-- Problem description --
Within the entries that follow, show each line where the word "JSON" occurs.

-- Available data --
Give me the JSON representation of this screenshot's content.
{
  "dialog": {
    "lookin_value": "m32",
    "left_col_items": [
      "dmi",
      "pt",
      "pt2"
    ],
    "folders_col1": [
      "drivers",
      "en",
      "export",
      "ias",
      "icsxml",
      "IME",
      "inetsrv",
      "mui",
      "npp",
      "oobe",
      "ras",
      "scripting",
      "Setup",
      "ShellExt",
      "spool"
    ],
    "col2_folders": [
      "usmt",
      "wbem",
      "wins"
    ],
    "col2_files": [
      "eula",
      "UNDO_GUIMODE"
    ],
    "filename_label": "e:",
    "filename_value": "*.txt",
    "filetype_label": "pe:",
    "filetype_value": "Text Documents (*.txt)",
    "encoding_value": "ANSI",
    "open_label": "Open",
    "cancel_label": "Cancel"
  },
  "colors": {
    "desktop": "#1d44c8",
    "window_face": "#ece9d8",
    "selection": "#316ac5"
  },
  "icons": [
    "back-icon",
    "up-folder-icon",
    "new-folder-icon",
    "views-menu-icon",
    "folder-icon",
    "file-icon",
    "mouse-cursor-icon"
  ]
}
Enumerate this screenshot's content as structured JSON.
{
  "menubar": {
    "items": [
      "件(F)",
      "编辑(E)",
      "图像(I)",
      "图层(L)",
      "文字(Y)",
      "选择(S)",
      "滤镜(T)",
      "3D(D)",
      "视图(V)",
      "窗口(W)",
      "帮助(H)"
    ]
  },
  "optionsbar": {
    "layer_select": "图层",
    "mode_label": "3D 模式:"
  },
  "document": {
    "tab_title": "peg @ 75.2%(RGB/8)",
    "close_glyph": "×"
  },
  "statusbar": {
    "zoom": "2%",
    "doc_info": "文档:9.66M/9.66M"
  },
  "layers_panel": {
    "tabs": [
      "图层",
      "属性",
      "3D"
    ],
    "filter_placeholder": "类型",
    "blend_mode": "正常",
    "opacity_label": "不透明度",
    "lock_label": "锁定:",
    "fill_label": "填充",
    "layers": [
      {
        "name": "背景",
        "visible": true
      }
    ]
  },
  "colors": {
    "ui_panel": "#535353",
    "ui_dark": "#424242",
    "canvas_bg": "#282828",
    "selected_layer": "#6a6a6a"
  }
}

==

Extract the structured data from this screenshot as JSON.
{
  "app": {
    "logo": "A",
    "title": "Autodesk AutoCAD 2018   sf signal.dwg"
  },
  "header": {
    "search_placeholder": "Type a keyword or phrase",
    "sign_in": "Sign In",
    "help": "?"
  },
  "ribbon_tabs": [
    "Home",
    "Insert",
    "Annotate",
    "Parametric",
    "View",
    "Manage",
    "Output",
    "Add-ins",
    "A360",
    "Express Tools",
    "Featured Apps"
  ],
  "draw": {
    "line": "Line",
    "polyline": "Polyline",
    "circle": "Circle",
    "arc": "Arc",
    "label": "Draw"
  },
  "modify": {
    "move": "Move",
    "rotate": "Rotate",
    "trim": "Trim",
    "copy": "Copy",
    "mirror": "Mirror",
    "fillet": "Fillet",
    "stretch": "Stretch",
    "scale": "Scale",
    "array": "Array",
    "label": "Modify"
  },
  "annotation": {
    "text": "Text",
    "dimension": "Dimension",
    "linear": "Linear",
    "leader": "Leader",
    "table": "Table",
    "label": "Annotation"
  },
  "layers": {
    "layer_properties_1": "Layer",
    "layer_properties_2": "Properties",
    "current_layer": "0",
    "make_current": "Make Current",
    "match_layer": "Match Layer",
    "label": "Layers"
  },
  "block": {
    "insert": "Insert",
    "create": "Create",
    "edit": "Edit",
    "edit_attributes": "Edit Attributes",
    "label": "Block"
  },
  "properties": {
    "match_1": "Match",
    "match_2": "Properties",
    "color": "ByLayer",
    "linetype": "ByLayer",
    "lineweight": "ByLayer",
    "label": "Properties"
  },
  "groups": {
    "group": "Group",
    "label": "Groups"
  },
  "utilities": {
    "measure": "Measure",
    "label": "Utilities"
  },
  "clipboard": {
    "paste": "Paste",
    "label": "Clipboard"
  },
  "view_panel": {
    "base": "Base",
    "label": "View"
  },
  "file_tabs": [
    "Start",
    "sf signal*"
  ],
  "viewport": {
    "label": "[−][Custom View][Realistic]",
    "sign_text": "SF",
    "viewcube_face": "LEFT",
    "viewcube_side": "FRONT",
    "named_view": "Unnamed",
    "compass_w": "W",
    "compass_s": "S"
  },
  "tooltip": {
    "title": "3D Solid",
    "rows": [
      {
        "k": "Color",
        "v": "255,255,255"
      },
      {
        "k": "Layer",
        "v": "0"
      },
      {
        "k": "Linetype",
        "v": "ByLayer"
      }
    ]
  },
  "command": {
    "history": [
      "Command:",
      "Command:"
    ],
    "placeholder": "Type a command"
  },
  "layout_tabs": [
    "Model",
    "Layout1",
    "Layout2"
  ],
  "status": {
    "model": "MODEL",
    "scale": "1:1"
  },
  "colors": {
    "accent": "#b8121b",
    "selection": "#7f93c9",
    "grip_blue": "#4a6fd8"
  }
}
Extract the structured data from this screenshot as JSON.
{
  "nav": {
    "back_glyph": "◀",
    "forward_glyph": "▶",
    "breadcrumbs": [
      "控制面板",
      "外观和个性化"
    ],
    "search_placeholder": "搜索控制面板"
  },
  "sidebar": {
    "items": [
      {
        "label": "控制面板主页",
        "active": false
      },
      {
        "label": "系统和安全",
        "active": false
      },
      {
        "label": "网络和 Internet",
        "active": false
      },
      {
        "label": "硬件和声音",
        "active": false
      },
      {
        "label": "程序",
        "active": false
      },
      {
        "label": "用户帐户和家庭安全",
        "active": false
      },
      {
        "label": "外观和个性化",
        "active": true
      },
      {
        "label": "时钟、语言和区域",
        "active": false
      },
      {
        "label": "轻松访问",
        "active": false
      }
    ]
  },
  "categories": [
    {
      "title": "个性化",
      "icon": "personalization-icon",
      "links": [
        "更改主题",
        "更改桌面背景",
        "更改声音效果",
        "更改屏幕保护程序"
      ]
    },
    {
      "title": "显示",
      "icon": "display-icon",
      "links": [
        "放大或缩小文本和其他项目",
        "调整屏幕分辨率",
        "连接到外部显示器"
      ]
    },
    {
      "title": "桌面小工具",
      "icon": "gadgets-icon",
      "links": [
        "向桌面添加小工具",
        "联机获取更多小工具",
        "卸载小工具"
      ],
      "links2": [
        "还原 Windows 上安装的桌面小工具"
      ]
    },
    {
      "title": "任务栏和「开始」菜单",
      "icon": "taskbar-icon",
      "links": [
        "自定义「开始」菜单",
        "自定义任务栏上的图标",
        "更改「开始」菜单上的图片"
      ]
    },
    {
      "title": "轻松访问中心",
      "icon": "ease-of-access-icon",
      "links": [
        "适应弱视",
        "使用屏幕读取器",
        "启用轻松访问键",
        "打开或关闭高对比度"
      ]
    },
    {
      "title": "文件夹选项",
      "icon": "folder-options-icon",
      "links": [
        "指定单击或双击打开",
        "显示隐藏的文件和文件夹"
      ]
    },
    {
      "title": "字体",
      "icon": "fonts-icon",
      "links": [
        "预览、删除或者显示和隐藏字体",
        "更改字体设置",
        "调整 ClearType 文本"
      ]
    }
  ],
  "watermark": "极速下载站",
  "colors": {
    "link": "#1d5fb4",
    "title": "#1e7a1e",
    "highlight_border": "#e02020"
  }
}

-- Output below --
Give me the JSON representation of this screenshot's content.
Enumerate this screenshot's content as structured JSON.
Extract the structured data from this screenshot as JSON.
Extract the structured data from this screenshot as JSON.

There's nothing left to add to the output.